=== Begin Enclosure ===

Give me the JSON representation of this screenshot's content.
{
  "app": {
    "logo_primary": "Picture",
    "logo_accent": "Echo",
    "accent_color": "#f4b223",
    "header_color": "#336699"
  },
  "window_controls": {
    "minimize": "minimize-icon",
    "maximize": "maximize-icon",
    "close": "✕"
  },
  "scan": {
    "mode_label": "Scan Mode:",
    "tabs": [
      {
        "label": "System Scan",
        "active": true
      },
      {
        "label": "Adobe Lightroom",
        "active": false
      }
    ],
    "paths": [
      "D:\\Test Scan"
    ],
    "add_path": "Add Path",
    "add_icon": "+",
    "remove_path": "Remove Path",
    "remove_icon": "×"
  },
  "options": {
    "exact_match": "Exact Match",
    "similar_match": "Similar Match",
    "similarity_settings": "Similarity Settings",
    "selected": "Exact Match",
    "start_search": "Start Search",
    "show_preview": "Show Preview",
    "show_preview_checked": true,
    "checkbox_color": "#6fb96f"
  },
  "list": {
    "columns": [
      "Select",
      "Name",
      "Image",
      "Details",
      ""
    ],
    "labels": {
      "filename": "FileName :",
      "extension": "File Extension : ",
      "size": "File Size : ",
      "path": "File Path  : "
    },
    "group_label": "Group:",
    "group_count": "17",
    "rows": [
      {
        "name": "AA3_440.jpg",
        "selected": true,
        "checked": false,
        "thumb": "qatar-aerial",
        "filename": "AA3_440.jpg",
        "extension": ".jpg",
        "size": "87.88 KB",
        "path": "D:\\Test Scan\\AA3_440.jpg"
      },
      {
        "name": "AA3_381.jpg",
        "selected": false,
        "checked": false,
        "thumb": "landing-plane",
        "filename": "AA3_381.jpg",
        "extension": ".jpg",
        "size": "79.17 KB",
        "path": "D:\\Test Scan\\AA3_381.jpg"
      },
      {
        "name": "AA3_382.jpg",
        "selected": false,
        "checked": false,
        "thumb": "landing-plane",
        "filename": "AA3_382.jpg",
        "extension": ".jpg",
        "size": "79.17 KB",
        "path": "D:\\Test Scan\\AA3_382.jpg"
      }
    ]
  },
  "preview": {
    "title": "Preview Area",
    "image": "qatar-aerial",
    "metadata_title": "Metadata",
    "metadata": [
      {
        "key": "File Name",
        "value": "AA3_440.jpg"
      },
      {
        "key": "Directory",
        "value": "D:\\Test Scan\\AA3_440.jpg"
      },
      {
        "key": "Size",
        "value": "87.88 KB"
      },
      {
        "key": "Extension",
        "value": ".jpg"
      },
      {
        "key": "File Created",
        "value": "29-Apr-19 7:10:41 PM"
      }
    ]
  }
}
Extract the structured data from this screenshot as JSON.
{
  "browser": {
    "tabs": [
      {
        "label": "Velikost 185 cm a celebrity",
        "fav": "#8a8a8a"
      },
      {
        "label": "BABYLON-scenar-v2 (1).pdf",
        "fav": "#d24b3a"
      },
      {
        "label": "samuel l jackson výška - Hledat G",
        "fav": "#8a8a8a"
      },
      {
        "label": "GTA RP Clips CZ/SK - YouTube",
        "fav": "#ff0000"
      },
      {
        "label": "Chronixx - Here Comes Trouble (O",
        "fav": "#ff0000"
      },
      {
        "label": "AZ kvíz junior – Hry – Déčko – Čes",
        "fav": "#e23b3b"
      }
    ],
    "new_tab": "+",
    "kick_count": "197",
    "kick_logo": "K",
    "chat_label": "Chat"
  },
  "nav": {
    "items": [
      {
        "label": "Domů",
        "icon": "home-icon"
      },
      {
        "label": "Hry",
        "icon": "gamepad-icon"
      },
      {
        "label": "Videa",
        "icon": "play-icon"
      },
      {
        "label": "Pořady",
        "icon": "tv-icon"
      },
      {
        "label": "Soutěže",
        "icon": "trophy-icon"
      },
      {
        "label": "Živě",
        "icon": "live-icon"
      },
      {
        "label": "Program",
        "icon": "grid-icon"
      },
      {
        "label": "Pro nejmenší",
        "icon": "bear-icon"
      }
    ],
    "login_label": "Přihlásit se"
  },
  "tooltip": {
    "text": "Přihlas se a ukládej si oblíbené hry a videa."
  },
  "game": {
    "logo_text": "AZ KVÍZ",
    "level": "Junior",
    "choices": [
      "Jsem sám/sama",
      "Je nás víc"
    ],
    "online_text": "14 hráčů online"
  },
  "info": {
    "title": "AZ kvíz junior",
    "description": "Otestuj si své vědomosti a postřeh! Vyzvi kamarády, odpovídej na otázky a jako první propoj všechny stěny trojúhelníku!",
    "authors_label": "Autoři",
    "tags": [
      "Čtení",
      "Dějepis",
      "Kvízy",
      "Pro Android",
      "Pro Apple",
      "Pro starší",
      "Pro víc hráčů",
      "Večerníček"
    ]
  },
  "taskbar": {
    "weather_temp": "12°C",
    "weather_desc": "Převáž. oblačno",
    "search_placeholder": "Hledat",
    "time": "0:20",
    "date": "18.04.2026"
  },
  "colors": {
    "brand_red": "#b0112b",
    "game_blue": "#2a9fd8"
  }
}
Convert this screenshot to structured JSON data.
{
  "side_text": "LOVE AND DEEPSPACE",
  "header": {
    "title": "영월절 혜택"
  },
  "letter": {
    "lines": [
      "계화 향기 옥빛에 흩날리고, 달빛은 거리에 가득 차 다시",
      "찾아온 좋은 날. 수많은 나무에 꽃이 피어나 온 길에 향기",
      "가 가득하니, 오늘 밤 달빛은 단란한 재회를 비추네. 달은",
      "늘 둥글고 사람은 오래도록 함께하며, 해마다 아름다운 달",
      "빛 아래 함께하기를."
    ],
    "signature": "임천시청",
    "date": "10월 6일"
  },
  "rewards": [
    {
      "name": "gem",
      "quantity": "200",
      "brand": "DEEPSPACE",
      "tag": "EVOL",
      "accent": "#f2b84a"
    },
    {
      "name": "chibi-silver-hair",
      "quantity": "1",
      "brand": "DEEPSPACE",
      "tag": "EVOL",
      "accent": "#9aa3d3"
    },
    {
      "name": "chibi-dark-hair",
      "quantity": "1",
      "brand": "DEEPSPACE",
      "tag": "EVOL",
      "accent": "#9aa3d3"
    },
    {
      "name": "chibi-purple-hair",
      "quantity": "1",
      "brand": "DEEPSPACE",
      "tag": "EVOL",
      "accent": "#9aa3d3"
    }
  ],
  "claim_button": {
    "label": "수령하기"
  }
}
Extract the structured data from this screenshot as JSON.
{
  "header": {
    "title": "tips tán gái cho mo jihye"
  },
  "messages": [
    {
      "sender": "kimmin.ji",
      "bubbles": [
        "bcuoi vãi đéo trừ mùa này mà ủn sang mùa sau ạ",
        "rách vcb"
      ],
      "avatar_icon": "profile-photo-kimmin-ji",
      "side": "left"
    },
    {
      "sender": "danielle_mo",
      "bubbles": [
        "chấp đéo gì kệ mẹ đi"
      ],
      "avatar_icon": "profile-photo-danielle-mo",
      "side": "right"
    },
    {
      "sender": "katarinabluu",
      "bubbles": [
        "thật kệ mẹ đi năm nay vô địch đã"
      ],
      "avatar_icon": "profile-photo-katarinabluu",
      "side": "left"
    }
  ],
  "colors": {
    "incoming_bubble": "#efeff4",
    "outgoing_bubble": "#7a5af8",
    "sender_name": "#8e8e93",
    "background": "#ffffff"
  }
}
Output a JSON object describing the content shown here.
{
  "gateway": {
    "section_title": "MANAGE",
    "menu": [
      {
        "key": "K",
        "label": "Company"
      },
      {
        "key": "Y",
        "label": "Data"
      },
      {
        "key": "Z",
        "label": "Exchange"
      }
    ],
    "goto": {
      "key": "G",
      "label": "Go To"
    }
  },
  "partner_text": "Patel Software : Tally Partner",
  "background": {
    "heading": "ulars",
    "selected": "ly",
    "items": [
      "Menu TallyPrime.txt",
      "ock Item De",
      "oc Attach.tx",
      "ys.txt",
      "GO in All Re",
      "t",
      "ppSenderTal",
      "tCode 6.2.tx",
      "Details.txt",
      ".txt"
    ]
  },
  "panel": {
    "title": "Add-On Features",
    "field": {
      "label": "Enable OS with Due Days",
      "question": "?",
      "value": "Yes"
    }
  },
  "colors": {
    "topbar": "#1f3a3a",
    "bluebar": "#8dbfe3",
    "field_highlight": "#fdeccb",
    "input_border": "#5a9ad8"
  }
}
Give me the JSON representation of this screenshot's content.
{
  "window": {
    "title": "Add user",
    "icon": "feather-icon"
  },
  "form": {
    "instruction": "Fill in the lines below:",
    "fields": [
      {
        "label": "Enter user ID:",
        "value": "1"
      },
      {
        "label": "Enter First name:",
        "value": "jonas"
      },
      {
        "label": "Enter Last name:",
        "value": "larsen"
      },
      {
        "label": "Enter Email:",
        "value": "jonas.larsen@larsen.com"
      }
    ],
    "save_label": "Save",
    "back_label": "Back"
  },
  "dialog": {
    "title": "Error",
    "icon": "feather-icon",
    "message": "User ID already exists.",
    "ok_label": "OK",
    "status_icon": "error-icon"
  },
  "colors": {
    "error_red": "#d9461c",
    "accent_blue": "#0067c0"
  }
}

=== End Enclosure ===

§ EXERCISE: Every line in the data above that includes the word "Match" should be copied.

§ YOUR SOLUTION:
    "exact_match": "Exact Match",
    "similar_match": "Similar Match",
    "selected": "Exact Match",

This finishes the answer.